Interface dataset entries:
------------------------------------

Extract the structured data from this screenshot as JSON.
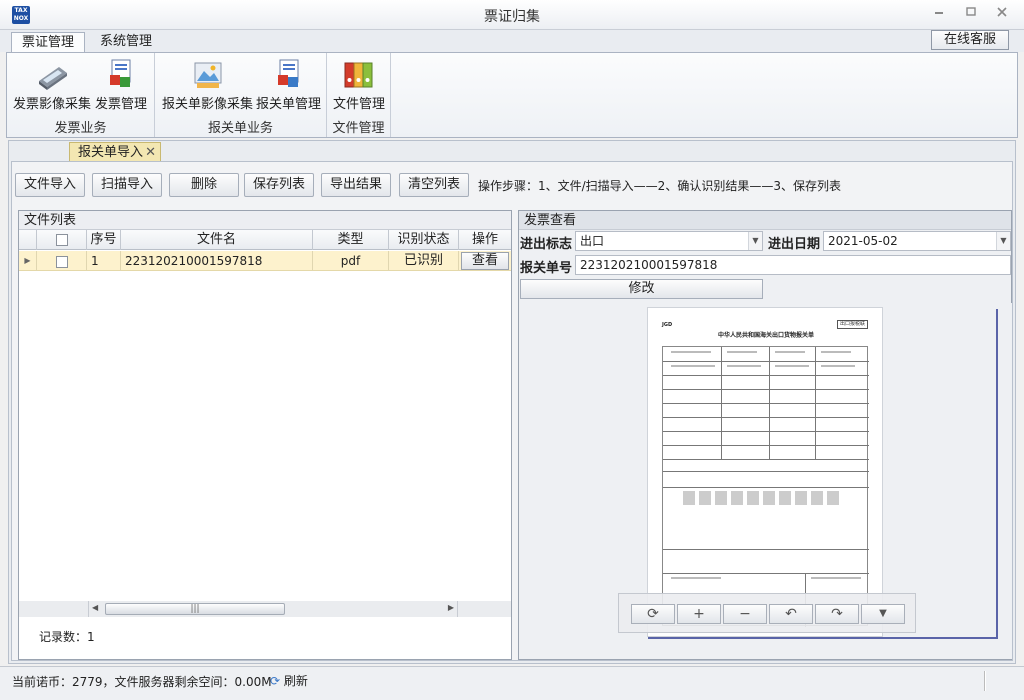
{
  "window": {
    "title": "票证归集",
    "icon_text": "TAX NOX",
    "controls": {
      "minimize": "▭",
      "restore": "⧉",
      "close": "⊠"
    }
  },
  "ribbon": {
    "tabs": [
      {
        "label": "票证管理"
      },
      {
        "label": "系统管理"
      }
    ],
    "online_service": "在线客服",
    "groups": [
      {
        "label": "发票业务",
        "buttons": [
          {
            "label": "发票影像采集",
            "icon": "scanner-icon"
          },
          {
            "label": "发票管理",
            "icon": "invoice-manage-icon"
          }
        ]
      },
      {
        "label": "报关单业务",
        "buttons": [
          {
            "label": "报关单影像采集",
            "icon": "image-capture-icon"
          },
          {
            "label": "报关单管理",
            "icon": "customs-manage-icon"
          }
        ]
      },
      {
        "label": "文件管理",
        "buttons": [
          {
            "label": "文件管理",
            "icon": "binders-icon"
          }
        ]
      }
    ]
  },
  "doc_tab": {
    "label": "报关单导入",
    "close": "✕"
  },
  "toolbar": {
    "buttons": [
      "文件导入",
      "扫描导入",
      "删除",
      "保存列表",
      "导出结果",
      "清空列表"
    ],
    "steps": "操作步骤：1、文件/扫描导入——2、确认识别结果——3、保存列表"
  },
  "file_list": {
    "title": "文件列表",
    "columns": [
      "序号",
      "文件名",
      "类型",
      "识别状态",
      "操作"
    ],
    "rows": [
      {
        "seq": "1",
        "filename": "223120210001597818",
        "type": "pdf",
        "status": "已识别",
        "action": "查看"
      }
    ],
    "record_count": "记录数：1"
  },
  "invoice_view": {
    "title": "发票查看",
    "direction_label": "进出标志",
    "direction_value": "出口",
    "date_label": "进出日期",
    "date_value": "2021-05-02",
    "customs_label": "报关单号",
    "customs_value": "223120210001597818",
    "modify_btn": "修改",
    "doc_title": "中华人民共和国海关出口货物报关单",
    "doc_stamp": "出口报税联"
  },
  "image_tools": [
    "rotate-icon",
    "zoom-in-icon",
    "zoom-out-icon",
    "undo-icon",
    "redo-icon",
    "dropdown-icon"
  ],
  "status_bar": {
    "text": "当前诺币：2779，文件服务器剩余空间：0.00M",
    "refresh": "刷新"
  }
}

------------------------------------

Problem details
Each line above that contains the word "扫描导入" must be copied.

Completed task
      "扫描导入",
    "steps": "操作步骤：1、文件/扫描导入——2、确认识别结果——3、保存列表"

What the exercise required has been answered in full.